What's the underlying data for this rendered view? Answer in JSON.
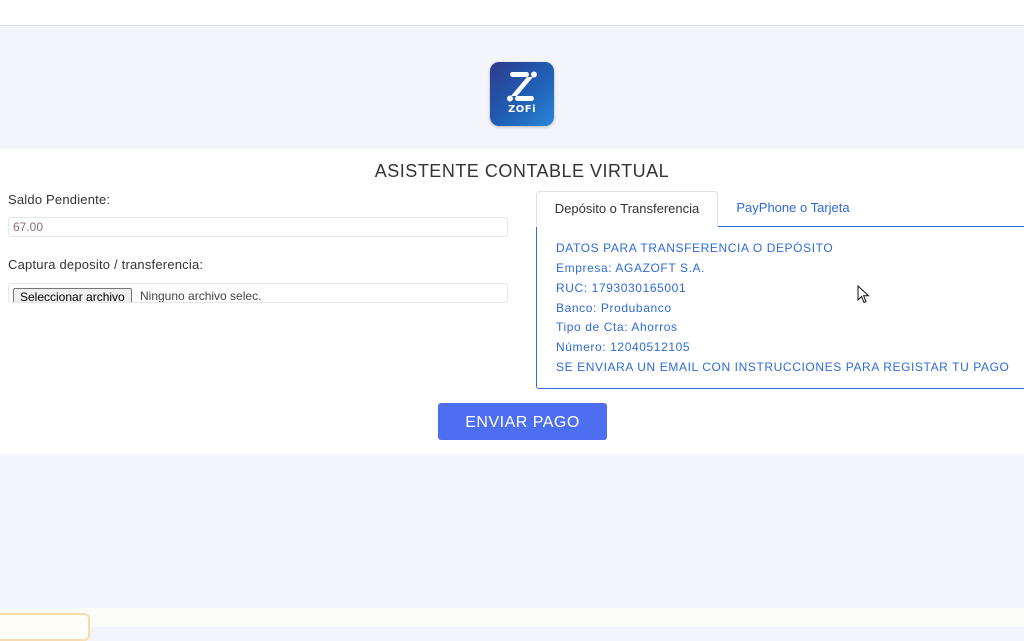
{
  "brand": {
    "logo_text": "ZOFi",
    "logo_gradient": [
      "#2e3a8c",
      "#2a86d8"
    ]
  },
  "page": {
    "title": "ASISTENTE CONTABLE VIRTUAL"
  },
  "form": {
    "saldo_label": "Saldo Pendiente:",
    "saldo_value": "67.00",
    "captura_label": "Captura deposito / transferencia:",
    "file_button_label": "Seleccionar archivo",
    "file_status": "Ninguno archivo selec."
  },
  "tabs": [
    {
      "label": "Depósito o Transferencia",
      "active": true
    },
    {
      "label": "PayPhone o Tarjeta",
      "active": false
    }
  ],
  "transfer_info": {
    "lines": [
      "DATOS PARA TRANSFERENCIA O DEPÓSITO",
      "Empresa: AGAZOFT S.A.",
      "RUC: 1793030165001",
      "Banco: Produbanco",
      "Tipo de Cta: Ahorros",
      "Número: 12040512105",
      "SE ENVIARA UN EMAIL CON INSTRUCCIONES PARA REGISTAR TU PAGO"
    ]
  },
  "actions": {
    "send_label": "ENVIAR PAGO"
  },
  "colors": {
    "accent": "#4e6ef2",
    "link": "#2e6bd9",
    "background": "#f4f5fa"
  }
}
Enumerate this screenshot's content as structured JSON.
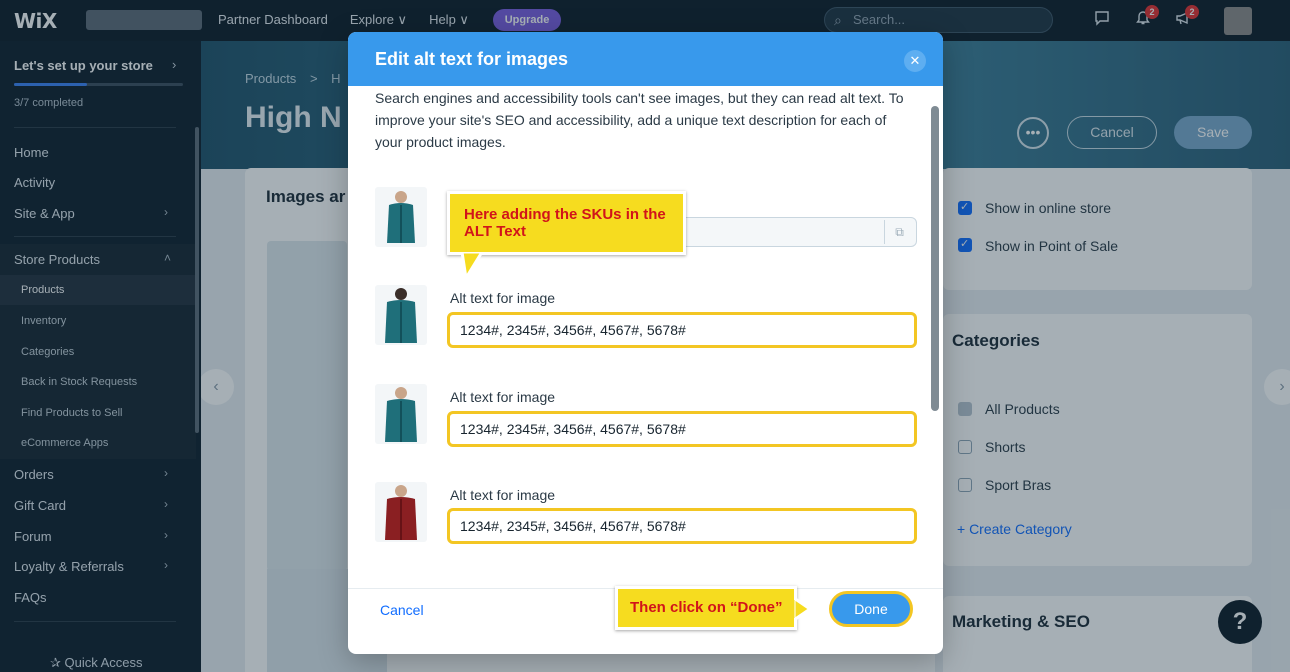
{
  "topbar": {
    "logo": "WiX",
    "nav": [
      "Partner Dashboard",
      "Explore ∨",
      "Help ∨"
    ],
    "upgrade_label": "Upgrade",
    "search_placeholder": "Search...",
    "notif_badge": "2",
    "updates_badge": "2"
  },
  "sidebar": {
    "setup_title": "Let's set up your store",
    "completed_text": "3/7 completed",
    "progress_fraction": 0.43,
    "items": {
      "home": "Home",
      "activity": "Activity",
      "site_app": "Site & App",
      "store_products": "Store Products",
      "orders": "Orders",
      "gift_card": "Gift Card",
      "forum": "Forum",
      "loyalty": "Loyalty & Referrals",
      "faqs": "FAQs"
    },
    "sub_items": {
      "products": "Products",
      "inventory": "Inventory",
      "categories": "Categories",
      "back_in_stock": "Back in Stock Requests",
      "find_products": "Find Products to Sell",
      "ecommerce_apps": "eCommerce Apps"
    },
    "quick_access": "Quick Access"
  },
  "page": {
    "breadcrumb_root": "Products",
    "breadcrumb_sep": ">",
    "breadcrumb_current": "H",
    "title_partial": "High N",
    "cancel_label": "Cancel",
    "save_label": "Save",
    "images_card_title_partial": "Images ar",
    "visibility": {
      "show_online": "Show in online store",
      "show_pos": "Show in Point of Sale"
    },
    "categories": {
      "title": "Categories",
      "options": [
        "All Products",
        "Shorts",
        "Sport Bras"
      ],
      "create_link": "+ Create Category"
    },
    "marketing_title": "Marketing & SEO",
    "help_label": "?"
  },
  "modal": {
    "title": "Edit alt text for images",
    "description": "Search engines and accessibility tools can't see images, but they can read alt text. To improve your site's SEO and accessibility, add a unique text description for each of your product images.",
    "rows": [
      {
        "label": "Alt text for image",
        "value": "1234#, 2345#, 3456#, 4567#, 5678#"
      },
      {
        "label": "Alt text for image",
        "value": "1234#, 2345#, 3456#, 4567#, 5678#"
      },
      {
        "label": "Alt text for image",
        "value": "1234#, 2345#, 3456#, 4567#, 5678#"
      }
    ],
    "cancel_label": "Cancel",
    "done_label": "Done"
  },
  "callouts": {
    "sku_note": "Here adding the SKUs in the ALT Text",
    "done_note": "Then click on “Done”"
  },
  "colors": {
    "accent": "#3899ec",
    "highlight": "#f3c623",
    "callout_bg": "#f6dc1f",
    "callout_text": "#d1141a"
  }
}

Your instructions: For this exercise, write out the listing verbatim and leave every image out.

Your solution:
What's the underlying data for this rendered view? Answer in JSON.
{
  "brand": {
    "logo_text": "ZOFi",
    "logo_gradient": [
      "#2e3a8c",
      "#2a86d8"
    ]
  },
  "page": {
    "title": "ASISTENTE CONTABLE VIRTUAL"
  },
  "form": {
    "saldo_label": "Saldo Pendiente:",
    "saldo_value": "67.00",
    "captura_label": "Captura deposito / transferencia:",
    "file_button_label": "Seleccionar archivo",
    "file_status": "Ninguno archivo selec."
  },
  "tabs": [
    {
      "label": "Depósito o Transferencia",
      "active": true
    },
    {
      "label": "PayPhone o Tarjeta",
      "active": false
    }
  ],
  "transfer_info": {
    "lines": [
      "DATOS PARA TRANSFERENCIA O DEPÓSITO",
      "Empresa: AGAZOFT S.A.",
      "RUC: 1793030165001",
      "Banco: Produbanco",
      "Tipo de Cta: Ahorros",
      "Número: 12040512105",
      "SE ENVIARA UN EMAIL CON INSTRUCCIONES PARA REGISTAR TU PAGO"
    ]
  },
  "actions": {
    "send_label": "ENVIAR PAGO"
  },
  "colors": {
    "accent": "#4e6ef2",
    "link": "#2e6bd9",
    "background": "#f4f5fa"
  }
}
Enumerate this screenshot's content as structured JSON.
{
  "topbar": {
    "logo": "WiX",
    "nav": [
      "Partner Dashboard",
      "Explore ∨",
      "Help ∨"
    ],
    "upgrade_label": "Upgrade",
    "search_placeholder": "Search...",
    "notif_badge": "2",
    "updates_badge": "2"
  },
  "sidebar": {
    "setup_title": "Let's set up your store",
    "completed_text": "3/7 completed",
    "progress_fraction": 0.43,
    "items": {
      "home": "Home",
      "activity": "Activity",
      "site_app": "Site & App",
      "store_products": "Store Products",
      "orders": "Orders",
      "gift_card": "Gift Card",
      "forum": "Forum",
      "loyalty": "Loyalty & Referrals",
      "faqs": "FAQs"
    },
    "sub_items": {
      "products": "Products",
      "inventory": "Inventory",
      "categories": "Categories",
      "back_in_stock": "Back in Stock Requests",
      "find_products": "Find Products to Sell",
      "ecommerce_apps": "eCommerce Apps"
    },
    "quick_access": "Quick Access"
  },
  "page": {
    "breadcrumb_root": "Products",
    "breadcrumb_sep": ">",
    "breadcrumb_current": "H",
    "title_partial": "High N",
    "cancel_label": "Cancel",
    "save_label": "Save",
    "images_card_title_partial": "Images ar",
    "visibility": {
      "show_online": "Show in online store",
      "show_pos": "Show in Point of Sale"
    },
    "categories": {
      "title": "Categories",
      "options": [
        "All Products",
        "Shorts",
        "Sport Bras"
      ],
      "create_link": "+ Create Category"
    },
    "marketing_title": "Marketing & SEO",
    "help_label": "?"
  },
  "modal": {
    "title": "Edit alt text for images",
    "description": "Search engines and accessibility tools can't see images, but they can read alt text. To improve your site's SEO and accessibility, add a unique text description for each of your product images.",
    "rows": [
      {
        "label": "Alt text for image",
        "value": "1234#, 2345#, 3456#, 4567#, 5678#"
      },
      {
        "label": "Alt text for image",
        "value": "1234#, 2345#, 3456#, 4567#, 5678#"
      },
      {
        "label": "Alt text for image",
        "value": "1234#, 2345#, 3456#, 4567#, 5678#"
      }
    ],
    "cancel_label": "Cancel",
    "done_label": "Done"
  },
  "callouts": {
    "sku_note": "Here adding the SKUs in the ALT Text",
    "done_note": "Then click on “Done”"
  },
  "colors": {
    "accent": "#3899ec",
    "highlight": "#f3c623",
    "callout_bg": "#f6dc1f",
    "callout_text": "#d1141a"
  }
}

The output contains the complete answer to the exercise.